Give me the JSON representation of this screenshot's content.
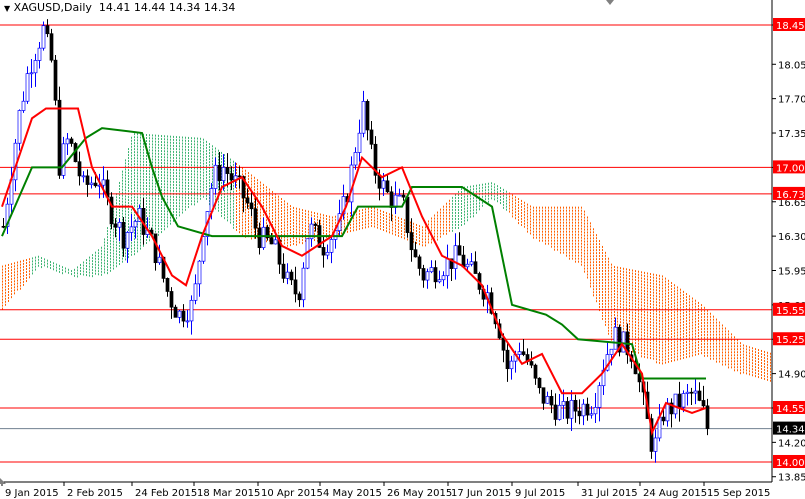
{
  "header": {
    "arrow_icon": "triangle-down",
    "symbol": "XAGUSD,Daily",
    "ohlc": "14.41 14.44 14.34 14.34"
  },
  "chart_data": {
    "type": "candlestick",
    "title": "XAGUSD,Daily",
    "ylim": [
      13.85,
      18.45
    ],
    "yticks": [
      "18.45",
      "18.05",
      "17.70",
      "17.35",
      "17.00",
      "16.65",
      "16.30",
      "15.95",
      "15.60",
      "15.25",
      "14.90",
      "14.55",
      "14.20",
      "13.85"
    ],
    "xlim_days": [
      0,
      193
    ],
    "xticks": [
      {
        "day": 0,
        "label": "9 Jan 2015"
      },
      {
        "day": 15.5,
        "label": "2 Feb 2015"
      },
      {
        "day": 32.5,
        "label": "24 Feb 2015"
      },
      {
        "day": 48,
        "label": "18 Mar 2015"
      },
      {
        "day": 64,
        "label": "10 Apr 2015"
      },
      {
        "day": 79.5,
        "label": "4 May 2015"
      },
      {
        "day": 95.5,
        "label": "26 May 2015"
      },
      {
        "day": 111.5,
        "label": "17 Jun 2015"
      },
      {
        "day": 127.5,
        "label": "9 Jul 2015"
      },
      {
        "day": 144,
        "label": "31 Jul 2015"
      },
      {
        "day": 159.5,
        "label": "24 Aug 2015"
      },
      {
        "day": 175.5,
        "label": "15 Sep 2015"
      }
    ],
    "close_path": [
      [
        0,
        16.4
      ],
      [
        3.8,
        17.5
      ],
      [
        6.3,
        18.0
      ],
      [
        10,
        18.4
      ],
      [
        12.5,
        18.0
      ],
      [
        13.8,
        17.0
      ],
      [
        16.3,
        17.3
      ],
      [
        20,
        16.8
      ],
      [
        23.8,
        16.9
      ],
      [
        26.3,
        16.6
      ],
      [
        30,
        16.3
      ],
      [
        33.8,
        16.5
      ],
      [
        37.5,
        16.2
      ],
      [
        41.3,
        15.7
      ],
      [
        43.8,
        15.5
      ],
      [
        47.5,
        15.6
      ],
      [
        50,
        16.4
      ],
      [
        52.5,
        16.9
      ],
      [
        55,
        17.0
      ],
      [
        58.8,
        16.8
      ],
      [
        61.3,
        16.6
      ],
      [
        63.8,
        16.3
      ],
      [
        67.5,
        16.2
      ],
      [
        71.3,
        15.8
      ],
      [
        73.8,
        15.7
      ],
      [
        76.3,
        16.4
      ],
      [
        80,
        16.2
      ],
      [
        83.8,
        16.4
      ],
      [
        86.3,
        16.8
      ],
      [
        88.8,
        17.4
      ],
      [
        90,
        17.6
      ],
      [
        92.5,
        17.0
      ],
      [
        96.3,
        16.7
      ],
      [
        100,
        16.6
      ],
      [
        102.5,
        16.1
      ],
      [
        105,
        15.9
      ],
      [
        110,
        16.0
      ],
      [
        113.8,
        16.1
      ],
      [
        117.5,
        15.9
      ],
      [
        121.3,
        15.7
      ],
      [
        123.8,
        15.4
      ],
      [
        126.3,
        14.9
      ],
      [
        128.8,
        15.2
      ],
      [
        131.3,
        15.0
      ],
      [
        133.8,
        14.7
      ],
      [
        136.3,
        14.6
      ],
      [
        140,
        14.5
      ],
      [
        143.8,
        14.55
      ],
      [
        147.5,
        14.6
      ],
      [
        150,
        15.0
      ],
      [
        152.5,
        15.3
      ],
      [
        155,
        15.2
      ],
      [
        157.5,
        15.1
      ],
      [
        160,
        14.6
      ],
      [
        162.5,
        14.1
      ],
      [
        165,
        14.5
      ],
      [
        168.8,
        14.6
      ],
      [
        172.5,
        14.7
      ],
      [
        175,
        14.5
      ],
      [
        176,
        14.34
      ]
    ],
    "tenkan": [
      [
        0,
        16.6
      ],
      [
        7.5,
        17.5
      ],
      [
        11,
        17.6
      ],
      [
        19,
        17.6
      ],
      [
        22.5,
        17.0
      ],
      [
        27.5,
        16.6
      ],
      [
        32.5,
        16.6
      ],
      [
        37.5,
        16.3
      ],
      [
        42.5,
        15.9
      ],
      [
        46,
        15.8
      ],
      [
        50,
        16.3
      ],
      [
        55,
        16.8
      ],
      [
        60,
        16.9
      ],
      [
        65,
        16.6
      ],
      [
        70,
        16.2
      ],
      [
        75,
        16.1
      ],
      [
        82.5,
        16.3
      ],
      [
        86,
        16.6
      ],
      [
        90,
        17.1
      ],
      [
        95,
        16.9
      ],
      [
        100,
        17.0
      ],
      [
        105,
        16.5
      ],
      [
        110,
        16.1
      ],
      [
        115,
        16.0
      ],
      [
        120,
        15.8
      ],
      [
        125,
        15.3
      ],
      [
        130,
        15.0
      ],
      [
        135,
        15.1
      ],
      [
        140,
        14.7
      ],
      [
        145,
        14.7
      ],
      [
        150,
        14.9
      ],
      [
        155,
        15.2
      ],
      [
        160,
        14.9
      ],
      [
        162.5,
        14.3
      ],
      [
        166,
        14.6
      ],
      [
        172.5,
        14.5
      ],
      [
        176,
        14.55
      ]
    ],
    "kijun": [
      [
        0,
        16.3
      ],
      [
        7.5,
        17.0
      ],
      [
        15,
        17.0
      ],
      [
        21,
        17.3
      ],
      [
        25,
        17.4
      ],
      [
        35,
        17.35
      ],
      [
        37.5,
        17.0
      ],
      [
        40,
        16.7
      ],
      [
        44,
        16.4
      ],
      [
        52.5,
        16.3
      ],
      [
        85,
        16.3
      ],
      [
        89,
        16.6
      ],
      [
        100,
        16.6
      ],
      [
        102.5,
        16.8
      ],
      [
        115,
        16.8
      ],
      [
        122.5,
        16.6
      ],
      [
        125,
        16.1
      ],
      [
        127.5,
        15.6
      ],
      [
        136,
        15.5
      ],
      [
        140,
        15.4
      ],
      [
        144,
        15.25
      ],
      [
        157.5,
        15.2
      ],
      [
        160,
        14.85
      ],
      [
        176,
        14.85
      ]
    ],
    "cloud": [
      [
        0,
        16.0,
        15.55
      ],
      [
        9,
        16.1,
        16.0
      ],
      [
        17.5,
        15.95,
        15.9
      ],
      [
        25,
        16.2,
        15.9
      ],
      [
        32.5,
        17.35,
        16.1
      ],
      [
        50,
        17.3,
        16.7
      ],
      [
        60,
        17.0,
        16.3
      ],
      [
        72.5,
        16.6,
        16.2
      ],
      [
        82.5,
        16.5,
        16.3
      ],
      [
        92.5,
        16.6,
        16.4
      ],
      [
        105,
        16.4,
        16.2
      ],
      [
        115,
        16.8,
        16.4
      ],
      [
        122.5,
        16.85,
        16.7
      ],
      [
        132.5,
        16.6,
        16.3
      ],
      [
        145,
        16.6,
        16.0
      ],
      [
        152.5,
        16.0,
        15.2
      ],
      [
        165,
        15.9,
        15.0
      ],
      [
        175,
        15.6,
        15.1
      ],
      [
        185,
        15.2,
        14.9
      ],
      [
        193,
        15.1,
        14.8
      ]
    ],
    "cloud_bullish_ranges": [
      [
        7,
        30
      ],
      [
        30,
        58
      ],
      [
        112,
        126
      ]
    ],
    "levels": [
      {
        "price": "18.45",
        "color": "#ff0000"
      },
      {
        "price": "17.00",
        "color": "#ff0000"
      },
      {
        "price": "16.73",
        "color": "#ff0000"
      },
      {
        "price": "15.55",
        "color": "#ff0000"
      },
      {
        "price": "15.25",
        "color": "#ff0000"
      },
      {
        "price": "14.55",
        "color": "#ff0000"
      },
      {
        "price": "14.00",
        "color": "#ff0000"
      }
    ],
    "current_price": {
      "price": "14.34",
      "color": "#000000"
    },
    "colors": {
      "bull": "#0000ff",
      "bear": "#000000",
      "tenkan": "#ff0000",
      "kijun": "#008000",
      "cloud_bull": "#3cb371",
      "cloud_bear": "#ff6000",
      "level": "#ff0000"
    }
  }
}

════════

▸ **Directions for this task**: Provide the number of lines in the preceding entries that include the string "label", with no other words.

▸ **Task solution**: 12